▶ **ASSIGNMENT**
Please tell how many of the lines below contain "likes", using only a number.

▶ **DATA FOR THE TASK**
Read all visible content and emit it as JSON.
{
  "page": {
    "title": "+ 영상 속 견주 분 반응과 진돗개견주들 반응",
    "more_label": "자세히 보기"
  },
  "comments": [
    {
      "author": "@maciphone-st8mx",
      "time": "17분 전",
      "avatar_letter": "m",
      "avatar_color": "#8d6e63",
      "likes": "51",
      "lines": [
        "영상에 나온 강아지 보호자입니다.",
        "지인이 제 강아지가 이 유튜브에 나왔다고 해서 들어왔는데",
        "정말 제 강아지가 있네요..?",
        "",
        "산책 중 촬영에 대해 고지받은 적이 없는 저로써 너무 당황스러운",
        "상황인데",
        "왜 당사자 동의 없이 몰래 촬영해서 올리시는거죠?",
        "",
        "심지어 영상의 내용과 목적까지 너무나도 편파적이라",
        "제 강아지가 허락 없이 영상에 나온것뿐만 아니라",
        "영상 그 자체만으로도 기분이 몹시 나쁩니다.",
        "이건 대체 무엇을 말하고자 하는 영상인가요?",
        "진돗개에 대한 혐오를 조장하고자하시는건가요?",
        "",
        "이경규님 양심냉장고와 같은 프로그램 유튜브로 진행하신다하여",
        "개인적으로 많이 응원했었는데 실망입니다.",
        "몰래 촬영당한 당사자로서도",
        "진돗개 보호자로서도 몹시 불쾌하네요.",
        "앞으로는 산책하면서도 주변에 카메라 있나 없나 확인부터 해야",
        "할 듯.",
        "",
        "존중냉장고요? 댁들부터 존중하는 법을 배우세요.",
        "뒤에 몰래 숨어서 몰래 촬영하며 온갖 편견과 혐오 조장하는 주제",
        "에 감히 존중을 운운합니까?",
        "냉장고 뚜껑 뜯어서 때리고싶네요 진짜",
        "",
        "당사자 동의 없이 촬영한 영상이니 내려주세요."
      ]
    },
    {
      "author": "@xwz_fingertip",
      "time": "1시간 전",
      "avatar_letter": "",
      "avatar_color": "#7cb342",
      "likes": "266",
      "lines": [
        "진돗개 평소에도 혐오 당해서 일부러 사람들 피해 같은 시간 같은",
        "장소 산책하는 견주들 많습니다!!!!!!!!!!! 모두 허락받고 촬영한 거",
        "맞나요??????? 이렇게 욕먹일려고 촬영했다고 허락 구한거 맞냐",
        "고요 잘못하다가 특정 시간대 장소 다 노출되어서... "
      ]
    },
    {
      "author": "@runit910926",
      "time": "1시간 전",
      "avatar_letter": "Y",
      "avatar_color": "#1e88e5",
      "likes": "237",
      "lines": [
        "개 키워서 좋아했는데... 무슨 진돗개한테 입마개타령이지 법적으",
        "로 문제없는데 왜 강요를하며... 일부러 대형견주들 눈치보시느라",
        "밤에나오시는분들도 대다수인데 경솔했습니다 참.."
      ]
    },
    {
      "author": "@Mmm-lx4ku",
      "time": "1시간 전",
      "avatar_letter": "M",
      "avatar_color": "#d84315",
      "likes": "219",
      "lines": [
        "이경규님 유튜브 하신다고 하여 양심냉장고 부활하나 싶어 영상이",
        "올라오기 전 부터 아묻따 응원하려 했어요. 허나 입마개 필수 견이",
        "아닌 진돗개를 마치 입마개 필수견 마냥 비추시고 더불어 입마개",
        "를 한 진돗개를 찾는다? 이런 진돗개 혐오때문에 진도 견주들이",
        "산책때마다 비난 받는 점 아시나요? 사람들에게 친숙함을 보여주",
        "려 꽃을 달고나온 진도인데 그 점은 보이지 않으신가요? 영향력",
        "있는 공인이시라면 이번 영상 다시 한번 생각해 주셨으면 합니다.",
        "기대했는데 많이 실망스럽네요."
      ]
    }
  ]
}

▶ **RESULT**
4